Work required:
Your task is to restate word for word the lines of the listing below that start at the one containing "Output a JSON" and run to the end; please add nothing.

Records shown:
════════════════════
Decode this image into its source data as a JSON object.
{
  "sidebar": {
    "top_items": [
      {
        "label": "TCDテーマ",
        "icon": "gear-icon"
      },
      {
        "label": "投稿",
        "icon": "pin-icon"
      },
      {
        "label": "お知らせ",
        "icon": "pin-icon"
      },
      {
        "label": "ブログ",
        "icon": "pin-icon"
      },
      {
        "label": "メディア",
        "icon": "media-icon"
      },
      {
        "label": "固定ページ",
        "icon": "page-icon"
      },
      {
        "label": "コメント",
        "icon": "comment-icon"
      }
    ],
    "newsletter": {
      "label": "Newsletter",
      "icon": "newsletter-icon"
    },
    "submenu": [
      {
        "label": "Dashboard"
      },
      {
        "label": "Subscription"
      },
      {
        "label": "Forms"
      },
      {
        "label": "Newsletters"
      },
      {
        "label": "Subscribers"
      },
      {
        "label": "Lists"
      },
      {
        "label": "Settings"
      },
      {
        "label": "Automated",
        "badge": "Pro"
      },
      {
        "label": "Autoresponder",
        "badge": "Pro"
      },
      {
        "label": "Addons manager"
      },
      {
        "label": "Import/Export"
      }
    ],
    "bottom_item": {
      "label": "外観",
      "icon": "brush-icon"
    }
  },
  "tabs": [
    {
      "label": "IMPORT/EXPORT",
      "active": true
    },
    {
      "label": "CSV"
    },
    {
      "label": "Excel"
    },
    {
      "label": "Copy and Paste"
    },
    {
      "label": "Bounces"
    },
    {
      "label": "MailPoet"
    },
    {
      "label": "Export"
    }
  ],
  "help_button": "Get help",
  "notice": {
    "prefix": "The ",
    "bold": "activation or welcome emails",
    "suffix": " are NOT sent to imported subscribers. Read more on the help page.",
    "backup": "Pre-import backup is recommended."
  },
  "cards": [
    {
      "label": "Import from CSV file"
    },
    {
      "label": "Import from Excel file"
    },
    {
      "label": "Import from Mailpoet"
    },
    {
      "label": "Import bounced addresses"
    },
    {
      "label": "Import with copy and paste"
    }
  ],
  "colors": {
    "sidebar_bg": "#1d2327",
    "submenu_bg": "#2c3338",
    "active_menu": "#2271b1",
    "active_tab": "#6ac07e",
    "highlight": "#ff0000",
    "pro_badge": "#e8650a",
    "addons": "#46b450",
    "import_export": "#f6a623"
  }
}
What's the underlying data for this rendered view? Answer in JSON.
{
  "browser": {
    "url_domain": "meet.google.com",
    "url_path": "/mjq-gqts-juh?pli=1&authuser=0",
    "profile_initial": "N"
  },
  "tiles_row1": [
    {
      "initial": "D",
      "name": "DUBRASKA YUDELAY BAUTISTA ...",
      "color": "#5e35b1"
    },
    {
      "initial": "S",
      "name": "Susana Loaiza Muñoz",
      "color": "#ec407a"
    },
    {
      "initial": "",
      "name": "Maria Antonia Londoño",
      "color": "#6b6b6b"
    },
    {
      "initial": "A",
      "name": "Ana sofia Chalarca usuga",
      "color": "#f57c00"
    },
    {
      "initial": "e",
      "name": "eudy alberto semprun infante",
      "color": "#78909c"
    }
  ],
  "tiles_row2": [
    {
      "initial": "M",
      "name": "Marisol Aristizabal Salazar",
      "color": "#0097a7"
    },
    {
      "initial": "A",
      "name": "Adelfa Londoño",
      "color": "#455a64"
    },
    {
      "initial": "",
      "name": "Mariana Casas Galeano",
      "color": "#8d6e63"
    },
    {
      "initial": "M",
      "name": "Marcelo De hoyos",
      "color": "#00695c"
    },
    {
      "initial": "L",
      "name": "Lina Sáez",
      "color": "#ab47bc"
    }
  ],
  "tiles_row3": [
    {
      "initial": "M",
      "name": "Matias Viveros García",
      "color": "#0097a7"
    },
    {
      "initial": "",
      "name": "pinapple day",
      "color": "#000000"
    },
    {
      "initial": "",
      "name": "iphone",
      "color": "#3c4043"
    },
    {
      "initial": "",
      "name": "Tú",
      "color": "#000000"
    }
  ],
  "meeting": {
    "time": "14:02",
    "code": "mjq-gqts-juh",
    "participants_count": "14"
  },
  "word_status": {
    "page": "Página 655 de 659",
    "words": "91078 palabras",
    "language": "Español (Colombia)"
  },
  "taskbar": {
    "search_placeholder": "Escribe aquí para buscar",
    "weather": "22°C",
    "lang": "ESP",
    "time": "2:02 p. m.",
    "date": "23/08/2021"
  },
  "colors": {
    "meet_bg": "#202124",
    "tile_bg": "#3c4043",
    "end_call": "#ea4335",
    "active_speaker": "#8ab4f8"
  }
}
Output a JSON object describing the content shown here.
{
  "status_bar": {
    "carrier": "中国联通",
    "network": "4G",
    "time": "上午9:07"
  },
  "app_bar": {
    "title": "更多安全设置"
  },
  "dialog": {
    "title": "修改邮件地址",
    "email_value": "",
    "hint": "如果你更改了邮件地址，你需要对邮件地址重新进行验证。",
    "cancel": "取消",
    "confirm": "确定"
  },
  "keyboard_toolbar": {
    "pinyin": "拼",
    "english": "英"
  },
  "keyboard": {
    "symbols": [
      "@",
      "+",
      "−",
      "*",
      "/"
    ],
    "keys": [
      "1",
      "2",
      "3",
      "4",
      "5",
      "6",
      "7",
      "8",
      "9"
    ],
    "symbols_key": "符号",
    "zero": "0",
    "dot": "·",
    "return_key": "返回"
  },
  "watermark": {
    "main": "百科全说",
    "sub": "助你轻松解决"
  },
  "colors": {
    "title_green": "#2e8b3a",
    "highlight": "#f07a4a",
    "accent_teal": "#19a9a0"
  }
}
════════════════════
Answer below:
Output a JSON object describing the content shown here.
{
  "status_bar": {
    "carrier": "中国联通",
    "network": "4G",
    "time": "上午9:07"
  },
  "app_bar": {
    "title": "更多安全设置"
  },
  "dialog": {
    "title": "修改邮件地址",
    "email_value": "",
    "hint": "如果你更改了邮件地址，你需要对邮件地址重新进行验证。",
    "cancel": "取消",
    "confirm": "确定"
  },
  "keyboard_toolbar": {
    "pinyin": "拼",
    "english": "英"
  },
  "keyboard": {
    "symbols": [
      "@",
      "+",
      "−",
      "*",
      "/"
    ],
    "keys": [
      "1",
      "2",
      "3",
      "4",
      "5",
      "6",
      "7",
      "8",
      "9"
    ],
    "symbols_key": "符号",
    "zero": "0",
    "dot": "·",
    "return_key": "返回"
  },
  "watermark": {
    "main": "百科全说",
    "sub": "助你轻松解决"
  },
  "colors": {
    "title_green": "#2e8b3a",
    "highlight": "#f07a4a",
    "accent_teal": "#19a9a0"
  }
}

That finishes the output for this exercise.